[Web page and app entries]
-- Opening Marker --
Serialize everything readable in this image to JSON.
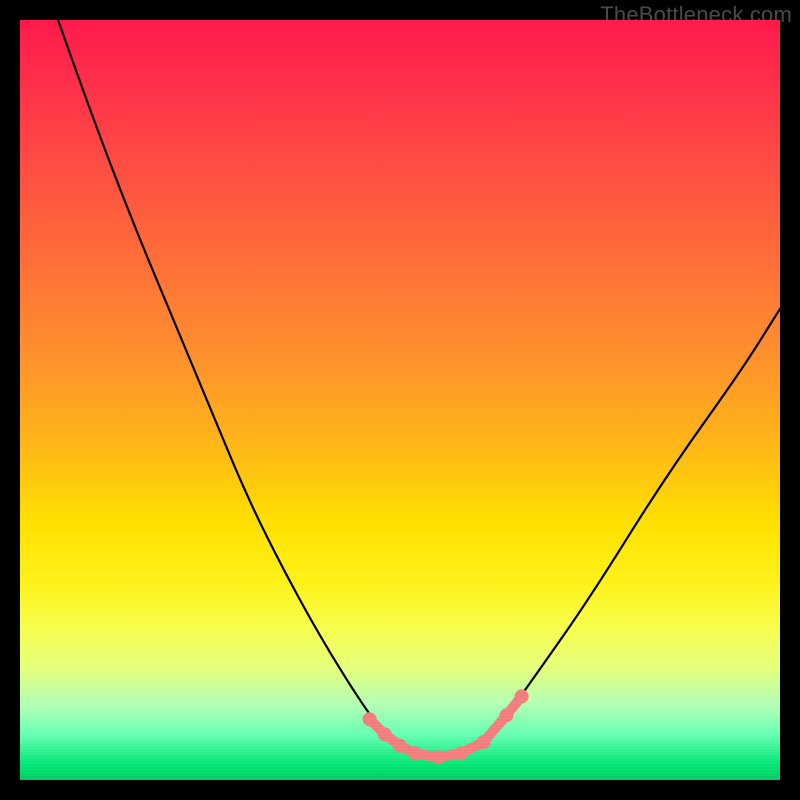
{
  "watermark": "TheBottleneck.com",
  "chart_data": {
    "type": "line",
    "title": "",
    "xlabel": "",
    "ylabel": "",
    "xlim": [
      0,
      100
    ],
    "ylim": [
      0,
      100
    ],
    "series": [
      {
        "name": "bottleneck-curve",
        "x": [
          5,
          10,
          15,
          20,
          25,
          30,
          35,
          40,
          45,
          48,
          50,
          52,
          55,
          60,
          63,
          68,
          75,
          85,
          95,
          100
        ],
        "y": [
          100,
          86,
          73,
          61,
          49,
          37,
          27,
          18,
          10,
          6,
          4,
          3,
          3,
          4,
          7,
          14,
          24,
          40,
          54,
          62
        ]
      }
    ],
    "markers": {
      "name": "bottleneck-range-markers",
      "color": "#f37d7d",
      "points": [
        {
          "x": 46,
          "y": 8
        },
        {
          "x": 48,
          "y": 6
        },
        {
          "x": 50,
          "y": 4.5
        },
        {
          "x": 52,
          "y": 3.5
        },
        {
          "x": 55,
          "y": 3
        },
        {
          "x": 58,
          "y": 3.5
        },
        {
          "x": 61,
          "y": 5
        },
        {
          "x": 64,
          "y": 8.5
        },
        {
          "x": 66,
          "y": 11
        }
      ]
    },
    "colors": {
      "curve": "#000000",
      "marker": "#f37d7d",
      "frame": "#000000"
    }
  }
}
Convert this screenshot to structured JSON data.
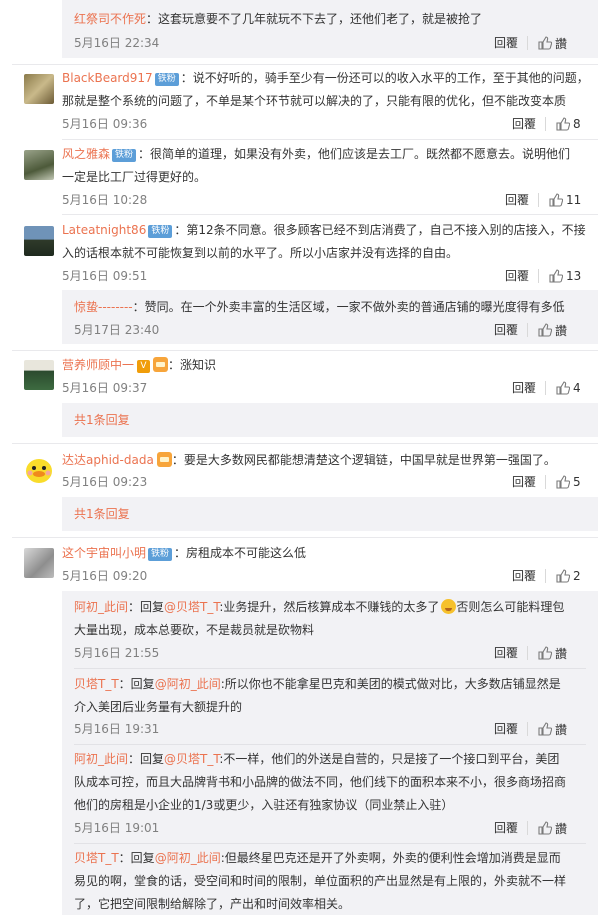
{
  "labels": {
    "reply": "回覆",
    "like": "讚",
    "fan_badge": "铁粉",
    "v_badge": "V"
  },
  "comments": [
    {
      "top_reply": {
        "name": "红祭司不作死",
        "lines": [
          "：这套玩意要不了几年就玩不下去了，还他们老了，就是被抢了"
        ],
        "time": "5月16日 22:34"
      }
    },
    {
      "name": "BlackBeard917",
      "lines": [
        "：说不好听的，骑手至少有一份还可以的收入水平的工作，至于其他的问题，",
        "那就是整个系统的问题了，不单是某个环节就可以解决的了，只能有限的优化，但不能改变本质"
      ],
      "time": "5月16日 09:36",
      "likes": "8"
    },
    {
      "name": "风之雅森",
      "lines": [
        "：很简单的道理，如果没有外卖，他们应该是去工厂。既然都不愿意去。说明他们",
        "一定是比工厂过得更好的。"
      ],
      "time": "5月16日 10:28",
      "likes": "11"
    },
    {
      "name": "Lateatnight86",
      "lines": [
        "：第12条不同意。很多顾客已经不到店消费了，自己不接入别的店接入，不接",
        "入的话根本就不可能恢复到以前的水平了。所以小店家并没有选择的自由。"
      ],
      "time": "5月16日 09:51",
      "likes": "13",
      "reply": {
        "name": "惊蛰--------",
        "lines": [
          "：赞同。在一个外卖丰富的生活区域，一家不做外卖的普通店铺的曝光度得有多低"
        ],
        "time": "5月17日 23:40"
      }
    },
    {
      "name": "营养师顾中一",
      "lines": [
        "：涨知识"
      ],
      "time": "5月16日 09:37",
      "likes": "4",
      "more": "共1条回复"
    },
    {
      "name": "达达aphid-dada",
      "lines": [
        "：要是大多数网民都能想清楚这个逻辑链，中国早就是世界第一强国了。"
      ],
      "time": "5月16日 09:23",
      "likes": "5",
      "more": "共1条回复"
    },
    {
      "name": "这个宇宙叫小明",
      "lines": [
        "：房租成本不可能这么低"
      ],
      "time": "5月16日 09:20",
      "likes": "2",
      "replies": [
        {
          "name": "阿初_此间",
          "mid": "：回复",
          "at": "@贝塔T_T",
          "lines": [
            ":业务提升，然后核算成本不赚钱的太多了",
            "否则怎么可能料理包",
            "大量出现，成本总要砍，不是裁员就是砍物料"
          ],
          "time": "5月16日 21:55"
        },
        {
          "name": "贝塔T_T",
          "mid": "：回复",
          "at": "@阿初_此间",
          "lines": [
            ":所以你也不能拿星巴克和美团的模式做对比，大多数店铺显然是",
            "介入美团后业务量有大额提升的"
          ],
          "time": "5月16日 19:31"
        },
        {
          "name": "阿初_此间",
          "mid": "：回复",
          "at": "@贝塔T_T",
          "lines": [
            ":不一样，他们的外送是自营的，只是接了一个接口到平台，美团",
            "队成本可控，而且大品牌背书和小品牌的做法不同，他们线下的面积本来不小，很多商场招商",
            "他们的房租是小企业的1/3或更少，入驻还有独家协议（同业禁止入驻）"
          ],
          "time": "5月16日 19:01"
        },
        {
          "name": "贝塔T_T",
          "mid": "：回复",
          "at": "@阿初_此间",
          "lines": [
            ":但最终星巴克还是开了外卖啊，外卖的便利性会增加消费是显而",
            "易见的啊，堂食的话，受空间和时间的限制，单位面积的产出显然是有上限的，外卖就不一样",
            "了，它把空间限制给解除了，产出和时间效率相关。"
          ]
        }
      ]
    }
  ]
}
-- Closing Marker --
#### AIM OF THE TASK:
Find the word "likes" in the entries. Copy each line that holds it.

#### FINISHED EXERCISE:
      "likes": "8"
      "likes": "11"
      "likes": "13",
      "likes": "4",
      "likes": "5",
      "likes": "2",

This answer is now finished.